(Beginning of Data listing)
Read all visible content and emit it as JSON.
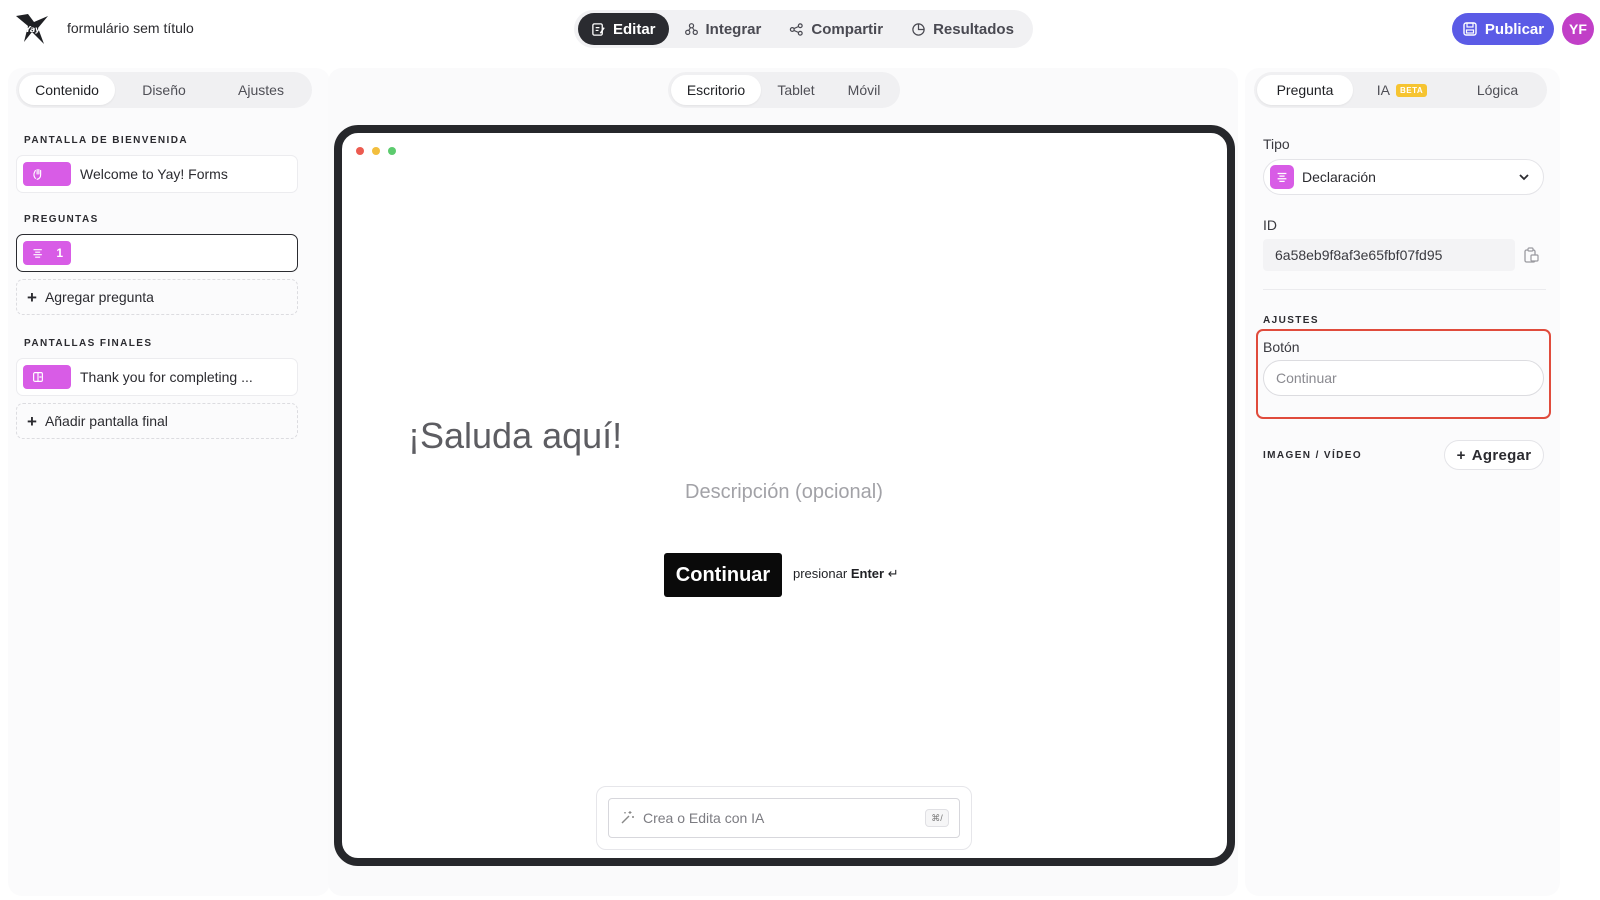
{
  "header": {
    "form_title": "formulário sem título",
    "tabs": [
      {
        "label": "Editar",
        "icon": "edit-icon",
        "active": true
      },
      {
        "label": "Integrar",
        "icon": "integrate-icon",
        "active": false
      },
      {
        "label": "Compartir",
        "icon": "share-icon",
        "active": false
      },
      {
        "label": "Resultados",
        "icon": "results-icon",
        "active": false
      }
    ],
    "publish_label": "Publicar",
    "avatar_initials": "YF",
    "accent_color": "#5b5be6",
    "avatar_color": "#c13fc7"
  },
  "left": {
    "tabs": [
      {
        "label": "Contenido",
        "active": true
      },
      {
        "label": "Diseño",
        "active": false
      },
      {
        "label": "Ajustes",
        "active": false
      }
    ],
    "welcome_label": "PANTALLA DE BIENVENIDA",
    "welcome_item": "Welcome to Yay! Forms",
    "questions_label": "PREGUNTAS",
    "question_number": "1",
    "add_question": "Agregar pregunta",
    "endings_label": "PANTALLAS FINALES",
    "ending_item": "Thank you for completing ...",
    "add_ending": "Añadir pantalla final",
    "pill_color": "#d85ce6"
  },
  "center": {
    "device_tabs": [
      {
        "label": "Escritorio",
        "active": true
      },
      {
        "label": "Tablet",
        "active": false
      },
      {
        "label": "Móvil",
        "active": false
      }
    ],
    "preview": {
      "title": "¡Saluda aquí!",
      "description": "Descripción (opcional)",
      "button_label": "Continuar",
      "press_prefix": "presionar",
      "press_key": "Enter",
      "enter_glyph": "↵"
    },
    "ai_placeholder": "Crea o Edita con IA",
    "ai_shortcut": "⌘/"
  },
  "right": {
    "tabs": [
      {
        "label": "Pregunta",
        "active": true
      },
      {
        "label": "IA",
        "badge": "BETA",
        "active": false
      },
      {
        "label": "Lógica",
        "active": false
      }
    ],
    "type_label": "Tipo",
    "type_value": "Declaración",
    "id_label": "ID",
    "id_value": "6a58eb9f8af3e65fbf07fd95",
    "settings_label": "AJUSTES",
    "button_label": "Botón",
    "button_placeholder": "Continuar",
    "media_label": "IMAGEN / VÍDEO",
    "add_media": "Agregar",
    "highlight_color": "#e04b3c"
  }
}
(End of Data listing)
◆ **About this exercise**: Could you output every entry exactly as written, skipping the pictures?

◆ **Written solution**:
Read all visible content and emit it as JSON.
{
  "header": {
    "form_title": "formulário sem título",
    "tabs": [
      {
        "label": "Editar",
        "icon": "edit-icon",
        "active": true
      },
      {
        "label": "Integrar",
        "icon": "integrate-icon",
        "active": false
      },
      {
        "label": "Compartir",
        "icon": "share-icon",
        "active": false
      },
      {
        "label": "Resultados",
        "icon": "results-icon",
        "active": false
      }
    ],
    "publish_label": "Publicar",
    "avatar_initials": "YF",
    "accent_color": "#5b5be6",
    "avatar_color": "#c13fc7"
  },
  "left": {
    "tabs": [
      {
        "label": "Contenido",
        "active": true
      },
      {
        "label": "Diseño",
        "active": false
      },
      {
        "label": "Ajustes",
        "active": false
      }
    ],
    "welcome_label": "PANTALLA DE BIENVENIDA",
    "welcome_item": "Welcome to Yay! Forms",
    "questions_label": "PREGUNTAS",
    "question_number": "1",
    "add_question": "Agregar pregunta",
    "endings_label": "PANTALLAS FINALES",
    "ending_item": "Thank you for completing ...",
    "add_ending": "Añadir pantalla final",
    "pill_color": "#d85ce6"
  },
  "center": {
    "device_tabs": [
      {
        "label": "Escritorio",
        "active": true
      },
      {
        "label": "Tablet",
        "active": false
      },
      {
        "label": "Móvil",
        "active": false
      }
    ],
    "preview": {
      "title": "¡Saluda aquí!",
      "description": "Descripción (opcional)",
      "button_label": "Continuar",
      "press_prefix": "presionar",
      "press_key": "Enter",
      "enter_glyph": "↵"
    },
    "ai_placeholder": "Crea o Edita con IA",
    "ai_shortcut": "⌘/"
  },
  "right": {
    "tabs": [
      {
        "label": "Pregunta",
        "active": true
      },
      {
        "label": "IA",
        "badge": "BETA",
        "active": false
      },
      {
        "label": "Lógica",
        "active": false
      }
    ],
    "type_label": "Tipo",
    "type_value": "Declaración",
    "id_label": "ID",
    "id_value": "6a58eb9f8af3e65fbf07fd95",
    "settings_label": "AJUSTES",
    "button_label": "Botón",
    "button_placeholder": "Continuar",
    "media_label": "IMAGEN / VÍDEO",
    "add_media": "Agregar",
    "highlight_color": "#e04b3c"
  }
}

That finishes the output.